A poorly manufactured oil pipe caused the 2010 in-flight ignition of an aircraft engine manufactured by Rolls-Royce, Australian Transport Safety Bureau announced today.
Extensive investigation revealed the oil feed pipe used in the Trent 900 engine of an Airbus A380 was made of a thin wall section and did not comply with the design specifications. The poorly manufactured pipe, prone to material fatigue, cracked and allowed release of oil that resulted in internal oil ignition.
Due to the fire, one of the engine’s turbine discs separated from the drive shaft. The disc then over-accelerated and broke apart, bursting through the engine casing and releasing other high energy debris.
The incident took place shortly after the Qantas Airbus A380 took off from Singapore Airport above Batam Island, Indonesia, on 4 November 2010. The crew managed to return to the airport and landed the aircraft safely, despite multiple system failures in the plane’s electrical, hydraulic and other systems.
According the ATSB, similarly faulty oil pipes were found on a number of other engines. Rolls-Royce said the faulty oil pipe was one of a very limited number, which had been incorrectly manufactured as a result of a measurement error during a precision drilling procedure.
In a statement issued today, Rolls-Royce has accepted the investigation outcomes and reassured its costumers that steps were taken to prevent any similar failure in the future. "We support the ATSB's conclusions and, as the report notes, have already applied the lessons learned throughout our engineering, manufacturing and quality assurance procedures to prevent this type of event from happening again."
In the aftermath of the accident, all Trent 900 powered A380s were subject to inspection and those with similarly incorrectly manufactured oil feed pipes were removed from service.

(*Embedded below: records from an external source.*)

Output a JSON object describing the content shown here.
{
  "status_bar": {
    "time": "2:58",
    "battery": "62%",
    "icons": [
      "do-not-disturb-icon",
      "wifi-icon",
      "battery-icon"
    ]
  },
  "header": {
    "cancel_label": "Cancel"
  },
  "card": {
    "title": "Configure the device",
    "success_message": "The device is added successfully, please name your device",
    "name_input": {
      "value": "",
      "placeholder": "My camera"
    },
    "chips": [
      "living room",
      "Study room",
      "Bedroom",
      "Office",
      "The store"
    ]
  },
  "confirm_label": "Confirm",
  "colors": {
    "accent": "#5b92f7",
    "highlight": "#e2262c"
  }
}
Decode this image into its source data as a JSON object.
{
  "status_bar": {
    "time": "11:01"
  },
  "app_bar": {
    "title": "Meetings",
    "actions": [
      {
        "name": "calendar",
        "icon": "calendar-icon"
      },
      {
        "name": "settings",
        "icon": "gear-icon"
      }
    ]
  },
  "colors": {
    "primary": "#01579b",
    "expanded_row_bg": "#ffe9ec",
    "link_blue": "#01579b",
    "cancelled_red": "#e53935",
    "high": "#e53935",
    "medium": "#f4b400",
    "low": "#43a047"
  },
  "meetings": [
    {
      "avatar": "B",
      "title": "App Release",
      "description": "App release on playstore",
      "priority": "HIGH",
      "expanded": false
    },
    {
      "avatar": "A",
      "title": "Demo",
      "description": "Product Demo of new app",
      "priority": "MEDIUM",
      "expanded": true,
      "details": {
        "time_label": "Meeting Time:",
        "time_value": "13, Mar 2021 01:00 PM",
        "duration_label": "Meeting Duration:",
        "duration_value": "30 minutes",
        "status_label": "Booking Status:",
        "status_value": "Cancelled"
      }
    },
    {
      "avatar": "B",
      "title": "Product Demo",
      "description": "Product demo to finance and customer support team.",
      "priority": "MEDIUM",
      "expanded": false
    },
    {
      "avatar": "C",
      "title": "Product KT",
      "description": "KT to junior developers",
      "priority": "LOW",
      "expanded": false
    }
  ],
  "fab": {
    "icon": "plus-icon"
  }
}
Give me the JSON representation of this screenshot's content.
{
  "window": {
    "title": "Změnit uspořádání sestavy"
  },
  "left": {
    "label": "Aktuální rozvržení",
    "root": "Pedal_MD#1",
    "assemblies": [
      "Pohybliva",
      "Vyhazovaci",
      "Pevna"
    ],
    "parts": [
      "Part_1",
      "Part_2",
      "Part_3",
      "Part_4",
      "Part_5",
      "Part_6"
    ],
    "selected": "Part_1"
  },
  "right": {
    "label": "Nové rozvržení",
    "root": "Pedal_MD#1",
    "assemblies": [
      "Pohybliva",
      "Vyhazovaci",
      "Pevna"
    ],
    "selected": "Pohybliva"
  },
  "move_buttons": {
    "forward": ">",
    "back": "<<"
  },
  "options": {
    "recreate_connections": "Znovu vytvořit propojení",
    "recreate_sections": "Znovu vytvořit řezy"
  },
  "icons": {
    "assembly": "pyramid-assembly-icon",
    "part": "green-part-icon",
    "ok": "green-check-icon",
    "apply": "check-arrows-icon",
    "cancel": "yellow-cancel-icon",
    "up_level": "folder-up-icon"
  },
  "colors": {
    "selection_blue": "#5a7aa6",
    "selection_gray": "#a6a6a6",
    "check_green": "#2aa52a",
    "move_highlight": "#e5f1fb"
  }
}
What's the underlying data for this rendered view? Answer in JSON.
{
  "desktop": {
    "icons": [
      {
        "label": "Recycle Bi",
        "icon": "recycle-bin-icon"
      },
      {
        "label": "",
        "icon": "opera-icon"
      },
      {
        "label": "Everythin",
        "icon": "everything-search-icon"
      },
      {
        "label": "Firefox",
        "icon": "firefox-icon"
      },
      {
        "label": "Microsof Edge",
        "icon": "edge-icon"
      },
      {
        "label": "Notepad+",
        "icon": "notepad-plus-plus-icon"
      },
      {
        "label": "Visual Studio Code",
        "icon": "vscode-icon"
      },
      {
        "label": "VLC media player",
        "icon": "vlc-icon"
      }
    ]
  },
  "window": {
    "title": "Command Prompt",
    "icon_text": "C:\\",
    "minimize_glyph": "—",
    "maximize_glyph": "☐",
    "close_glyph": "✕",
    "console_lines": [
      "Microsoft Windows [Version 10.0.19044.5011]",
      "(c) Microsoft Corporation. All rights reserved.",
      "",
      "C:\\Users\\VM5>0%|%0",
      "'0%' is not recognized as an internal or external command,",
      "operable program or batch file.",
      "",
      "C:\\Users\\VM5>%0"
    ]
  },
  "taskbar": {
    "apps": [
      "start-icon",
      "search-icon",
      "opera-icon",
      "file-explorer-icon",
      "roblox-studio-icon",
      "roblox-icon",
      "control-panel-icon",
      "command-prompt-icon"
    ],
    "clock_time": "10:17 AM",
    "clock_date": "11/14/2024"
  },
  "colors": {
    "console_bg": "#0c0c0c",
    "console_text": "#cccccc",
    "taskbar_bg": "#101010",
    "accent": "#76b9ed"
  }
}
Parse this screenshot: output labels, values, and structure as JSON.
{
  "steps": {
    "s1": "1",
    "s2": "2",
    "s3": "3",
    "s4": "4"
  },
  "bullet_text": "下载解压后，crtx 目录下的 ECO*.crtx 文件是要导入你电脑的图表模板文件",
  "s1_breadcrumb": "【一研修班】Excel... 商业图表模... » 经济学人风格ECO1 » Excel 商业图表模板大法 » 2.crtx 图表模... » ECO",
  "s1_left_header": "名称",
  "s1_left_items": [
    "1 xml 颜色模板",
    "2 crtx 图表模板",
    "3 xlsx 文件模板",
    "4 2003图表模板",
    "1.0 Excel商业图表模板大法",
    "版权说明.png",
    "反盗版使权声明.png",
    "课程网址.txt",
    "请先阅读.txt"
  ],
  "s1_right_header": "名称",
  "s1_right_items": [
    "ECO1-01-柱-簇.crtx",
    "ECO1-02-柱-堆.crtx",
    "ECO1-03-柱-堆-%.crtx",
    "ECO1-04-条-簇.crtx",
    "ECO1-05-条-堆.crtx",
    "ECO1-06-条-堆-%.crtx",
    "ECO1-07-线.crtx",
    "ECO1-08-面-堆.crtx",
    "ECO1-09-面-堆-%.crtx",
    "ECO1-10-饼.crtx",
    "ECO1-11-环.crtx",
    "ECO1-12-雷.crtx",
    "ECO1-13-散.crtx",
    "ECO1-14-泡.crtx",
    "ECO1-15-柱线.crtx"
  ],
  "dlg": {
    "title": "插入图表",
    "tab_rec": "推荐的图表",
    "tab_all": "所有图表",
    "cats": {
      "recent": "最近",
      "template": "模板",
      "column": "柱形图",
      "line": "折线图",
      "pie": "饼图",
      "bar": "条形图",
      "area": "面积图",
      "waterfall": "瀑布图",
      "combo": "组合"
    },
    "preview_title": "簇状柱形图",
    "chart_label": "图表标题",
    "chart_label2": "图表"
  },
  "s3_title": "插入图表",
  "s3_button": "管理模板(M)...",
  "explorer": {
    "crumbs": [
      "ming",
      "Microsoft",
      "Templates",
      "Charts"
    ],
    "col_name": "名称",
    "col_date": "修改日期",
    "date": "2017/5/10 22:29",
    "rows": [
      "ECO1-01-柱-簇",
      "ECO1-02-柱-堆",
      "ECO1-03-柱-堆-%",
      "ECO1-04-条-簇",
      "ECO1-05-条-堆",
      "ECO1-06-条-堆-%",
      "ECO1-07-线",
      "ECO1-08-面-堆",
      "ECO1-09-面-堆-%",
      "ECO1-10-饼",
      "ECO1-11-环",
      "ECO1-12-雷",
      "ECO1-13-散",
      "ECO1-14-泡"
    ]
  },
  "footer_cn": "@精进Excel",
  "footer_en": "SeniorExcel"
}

Rolls-Royce also introduced software that would automatically shut down a Trent 900 engine before its turbine disc over-speeds. Rolls-Royce said the company has invested into improving their quality management system and management of non-conforming parts.
The ATSB recommended to other aviation authorities - United States Federal Aviation Administration and the European Aviation Safety Agency - to review and incorporate any lessons learned from this accident into their aircraft certification procedures.